British business groups are calling on the government to “normalise” UK-EU trade five months after new customs rules and processes were introduced following the end of the transition period.
Prime Minister Boris Johnson has admitted that firms have faced “teething problems” adjusting to the new trade requirements, but dialogue has been ongoing between London and Brussels on how to ease the trade friction that has emerged.
Tony Danker, the director-general of the Confederation of British Industry (CBI), told the FT that the “next phase of normalising relations” now needs to begin.
Food and drink
Food and drink exports have been among the worst hit by the new rules, with exports down 40% year-on-year for February.

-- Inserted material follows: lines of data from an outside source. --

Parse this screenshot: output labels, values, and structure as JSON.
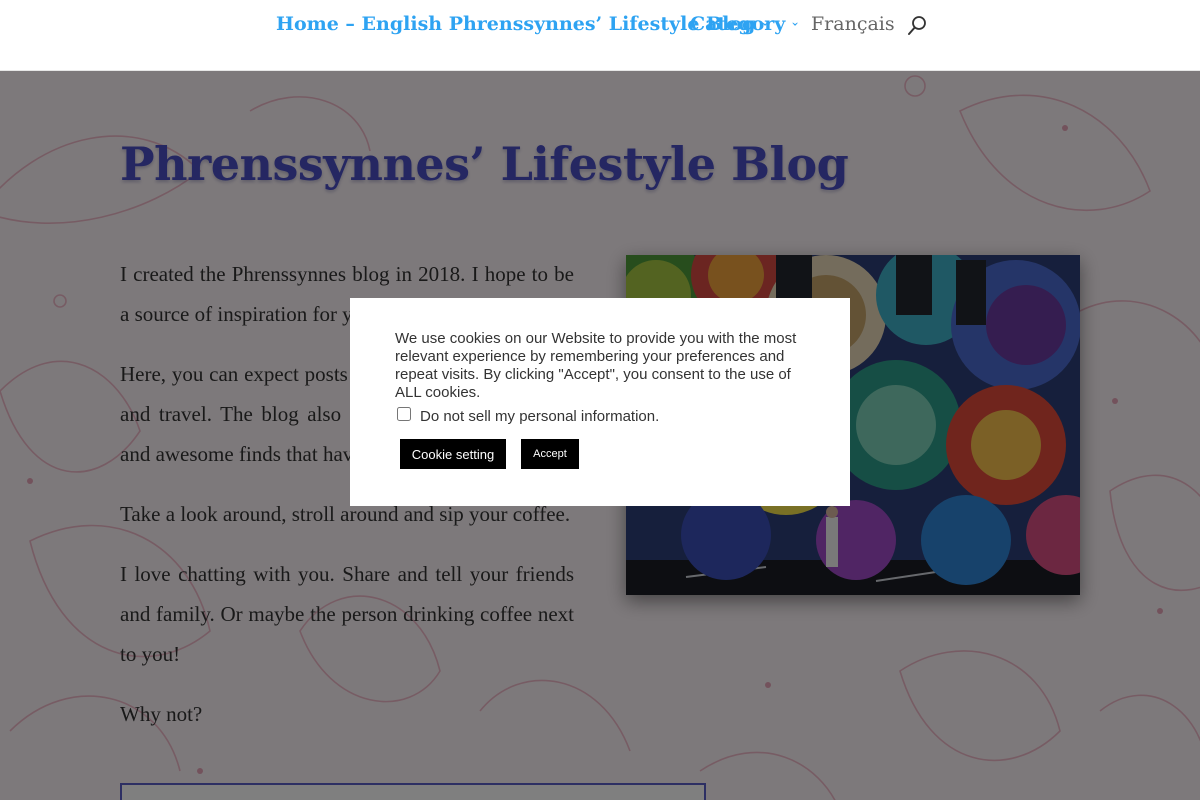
{
  "nav": {
    "items": [
      {
        "label": "Home – English Phrenssynnes’ Lifestyle Blog",
        "has_dropdown": true
      },
      {
        "label": "Category",
        "has_dropdown": true
      },
      {
        "label": "Français",
        "has_dropdown": false
      }
    ],
    "dropdown_glyph": "›",
    "search_icon": "search-icon"
  },
  "page": {
    "title": "Phrenssynnes’ Lifestyle Blog",
    "paragraphs": [
      "I created the Phrenssynnes blog in 2018. I hope to be a source of inspiration for you.",
      "Here, you can expect posts about lifestyle, food, style and travel. The blog also features recommendations and awesome finds that have a place in my heart.",
      "Take a look around, stroll around and sip your coffee.",
      "I love chatting with you. Share and tell your friends and family. Or maybe the person drinking coffee next to you!",
      "Why not?"
    ],
    "image": "colorful-mural-photo"
  },
  "cookie": {
    "text": "We use cookies on our Website to provide you with the most relevant experience by remembering your preferences and repeat visits. By clicking \"Accept\", you consent to the use of ALL cookies.",
    "checkbox_label": "Do not sell my personal information.",
    "checkbox_checked": false,
    "setting_label": "Cookie setting",
    "accept_label": "Accept"
  },
  "colors": {
    "link": "#2ea3f2",
    "title": "#4a4fc4",
    "page_bg": "#fbf3f7",
    "button": "#000000"
  }
}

Yesterday (28 April), a Defra committee of cross-party MPs released what BBC economics editor Faisal Islam described as a “bruising report” which said “considerable trade friction” had emerged for the sector, particularly firms exporting seafood and meat.
The report said that businesses faced “substantive and enduring” new costs.
Dominic Goudie, the head of international trade at the Food and Drink Federation (FDF), told the FT that both the UK and EU needed to “stop prevaricating” and find solutions.
“The customs co-operation and rules of origin committee needs to be directed to find urgent solutions to ensure the Trade and Cooperation Agreement doesn’t shut out small businesses,” he said.
The call for solutions from both the EU and UK came as MEPs voted to ratify the EU-UK Trade and Cooperation Agreement.
While leaders have hailed the deal for including zero tariffs and quotas across all product lines, firms have struggled to get to grips with its rules of origin chapter, containing the conditions that must be met to continue trading with the EU without having to pay customs duties.
The deal also does not remove the need for customs declarations and other documentation to be completed for goods to move between Britain and the EU.
The UK and EU continue to negotiate over the details of their future trading relationship – particularly around the implementation of the Northern Ireland Protocol, sanitary and phytosanitary checks and services trade.
One outstanding issue that has been resolved, however, is the granting of diplomatic status to the EU’s new ambassador in London.
The Times reports that the government will now formally recognise João Vale de Almeida – the EU’s first ambassador to the UK – for the first time since the UK completed its split from the bloc at the end of last year.